I braced myself for a slew of news stories covering last-minute tax filers yesterday — you know the type, reporters out live at the local post office, making tongue-in-cheek comments about people who are waiting in line at 11:00 to mail their tax returns.
I wisely avoided TV last night.
But this morning I read in the Washington Post about the amazing change this year: no long lines. It seems that electronic filing has finally come of age.
If you looked closely enough yesterday, you could almost see the tumbleweeds blowing through the post office across from Internal Revenue Service headquarters at Massachusetts Avenue and North Capitol Street.
“I haven’t seen a line all day,” said IRS spokesman Sam Serio, who sneaked out of his office a few times to grab a smoke. It was the deadline to file federal, state and local taxes, and there should have been a mob of frantic filers outside. “In all prior years, I have seen 200 to 300 people,” he said. This year, he said, he’d seen only two or three at a time, lamenting the absence of what IRS veterans call the “procrastinators’ parade.”
The Information Age has finally caught up with the medieval custom of levying taxes on the citizenry. For the first time since the government started offering electronic filing in the late 1980s and early 1990s, there is a chance that more than half the country’s taxpayers will file their returns over the Internet.
As of Monday, Serio said, 51.8 million out of 89.4 million federal tax returns had been filed electronically, a 12 percent increase over last year. State tax agencies, too, reported that e-filing was on the rise. In Maryland, 879,000 out of 1.8 million returns had been filed electronically, with the biggest increase among senior citizens. In Virginia, the figure was 1.2 million out of 2.5 million, and in the Internet-savvy District, where Serio was gazing at the near-vacant post office, 71,227 tax returns had been filed electronically vs. 45,627 on paper.

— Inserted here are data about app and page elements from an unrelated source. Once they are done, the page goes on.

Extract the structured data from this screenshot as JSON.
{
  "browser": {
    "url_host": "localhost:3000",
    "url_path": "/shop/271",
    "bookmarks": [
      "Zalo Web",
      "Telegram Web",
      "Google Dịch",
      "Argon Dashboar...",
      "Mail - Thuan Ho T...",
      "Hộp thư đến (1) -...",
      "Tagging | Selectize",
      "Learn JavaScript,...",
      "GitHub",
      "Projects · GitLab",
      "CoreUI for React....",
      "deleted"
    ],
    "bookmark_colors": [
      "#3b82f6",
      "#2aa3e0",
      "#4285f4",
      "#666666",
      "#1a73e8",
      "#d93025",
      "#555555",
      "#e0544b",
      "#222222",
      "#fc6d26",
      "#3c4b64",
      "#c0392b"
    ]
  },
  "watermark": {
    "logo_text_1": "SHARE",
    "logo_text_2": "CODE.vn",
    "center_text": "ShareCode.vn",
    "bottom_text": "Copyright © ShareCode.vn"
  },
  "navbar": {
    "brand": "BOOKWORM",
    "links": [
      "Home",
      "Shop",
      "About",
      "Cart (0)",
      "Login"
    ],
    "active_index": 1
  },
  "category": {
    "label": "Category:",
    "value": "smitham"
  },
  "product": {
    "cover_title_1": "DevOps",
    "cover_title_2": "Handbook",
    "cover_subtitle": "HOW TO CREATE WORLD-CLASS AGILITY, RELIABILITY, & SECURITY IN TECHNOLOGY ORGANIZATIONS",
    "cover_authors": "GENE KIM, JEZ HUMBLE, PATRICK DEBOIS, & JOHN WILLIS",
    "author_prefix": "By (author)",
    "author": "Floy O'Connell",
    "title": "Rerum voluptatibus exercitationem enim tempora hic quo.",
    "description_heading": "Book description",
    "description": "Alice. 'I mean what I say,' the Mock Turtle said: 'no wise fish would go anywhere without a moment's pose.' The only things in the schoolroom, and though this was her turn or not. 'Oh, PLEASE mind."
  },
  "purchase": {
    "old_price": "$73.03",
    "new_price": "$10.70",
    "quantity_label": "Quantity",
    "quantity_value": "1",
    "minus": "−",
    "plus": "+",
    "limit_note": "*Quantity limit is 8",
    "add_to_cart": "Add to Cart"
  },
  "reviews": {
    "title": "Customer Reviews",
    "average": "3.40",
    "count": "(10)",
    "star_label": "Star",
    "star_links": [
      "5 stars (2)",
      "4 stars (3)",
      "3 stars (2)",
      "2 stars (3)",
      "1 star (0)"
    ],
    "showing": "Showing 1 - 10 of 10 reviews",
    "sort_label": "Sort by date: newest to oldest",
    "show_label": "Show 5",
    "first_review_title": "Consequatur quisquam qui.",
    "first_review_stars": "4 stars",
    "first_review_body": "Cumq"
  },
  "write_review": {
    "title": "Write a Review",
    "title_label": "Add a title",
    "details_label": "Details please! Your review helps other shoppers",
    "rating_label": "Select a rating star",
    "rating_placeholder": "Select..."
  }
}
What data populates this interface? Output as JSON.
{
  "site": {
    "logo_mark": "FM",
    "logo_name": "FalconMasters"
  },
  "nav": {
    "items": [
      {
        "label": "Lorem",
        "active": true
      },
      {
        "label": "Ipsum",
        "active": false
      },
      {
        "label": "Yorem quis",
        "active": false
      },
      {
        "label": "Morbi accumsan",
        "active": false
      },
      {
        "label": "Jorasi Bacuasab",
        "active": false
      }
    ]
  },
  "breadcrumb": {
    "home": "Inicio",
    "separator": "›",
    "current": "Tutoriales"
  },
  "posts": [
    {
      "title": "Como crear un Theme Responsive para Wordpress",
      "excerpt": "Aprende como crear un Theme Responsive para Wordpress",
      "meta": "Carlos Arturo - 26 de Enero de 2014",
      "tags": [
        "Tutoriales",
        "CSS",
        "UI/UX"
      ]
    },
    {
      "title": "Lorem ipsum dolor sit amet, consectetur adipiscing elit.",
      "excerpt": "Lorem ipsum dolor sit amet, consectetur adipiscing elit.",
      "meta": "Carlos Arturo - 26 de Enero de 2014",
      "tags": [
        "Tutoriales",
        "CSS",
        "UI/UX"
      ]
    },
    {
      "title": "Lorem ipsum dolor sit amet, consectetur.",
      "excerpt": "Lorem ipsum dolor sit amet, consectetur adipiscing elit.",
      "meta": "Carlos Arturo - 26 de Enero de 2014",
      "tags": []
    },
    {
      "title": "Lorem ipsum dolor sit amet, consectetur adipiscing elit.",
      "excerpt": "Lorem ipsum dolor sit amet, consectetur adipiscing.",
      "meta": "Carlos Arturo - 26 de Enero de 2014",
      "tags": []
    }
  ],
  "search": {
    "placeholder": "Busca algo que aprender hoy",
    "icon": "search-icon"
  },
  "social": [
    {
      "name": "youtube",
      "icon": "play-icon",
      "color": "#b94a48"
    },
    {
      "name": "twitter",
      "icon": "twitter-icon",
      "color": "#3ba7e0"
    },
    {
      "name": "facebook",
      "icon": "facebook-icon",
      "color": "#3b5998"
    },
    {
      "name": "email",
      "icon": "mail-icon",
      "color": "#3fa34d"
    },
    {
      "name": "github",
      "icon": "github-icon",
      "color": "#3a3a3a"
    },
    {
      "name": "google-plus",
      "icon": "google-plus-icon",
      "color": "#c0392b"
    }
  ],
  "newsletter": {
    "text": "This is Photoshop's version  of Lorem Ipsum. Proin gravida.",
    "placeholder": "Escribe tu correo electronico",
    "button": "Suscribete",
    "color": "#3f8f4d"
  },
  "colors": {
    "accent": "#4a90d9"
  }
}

… According to the IRS, 16 percent to 20 percent of printed applications have errors; the error rate on electronic applications is less than 1 percent, because the computer does the math.
The arithmetic wasn’t so great for the U.S. Postal Service, which would have gotten at least 37 cents from each of those 51.8 million federal returns that were instead sent over the Internet. That’s a total of at least $14 million.
The news made George Olsen, the postmaster in Annapolis, shake his head.
“We believe you should mail your tax return certified,” he said earnestly.
Sour grapes for the post office.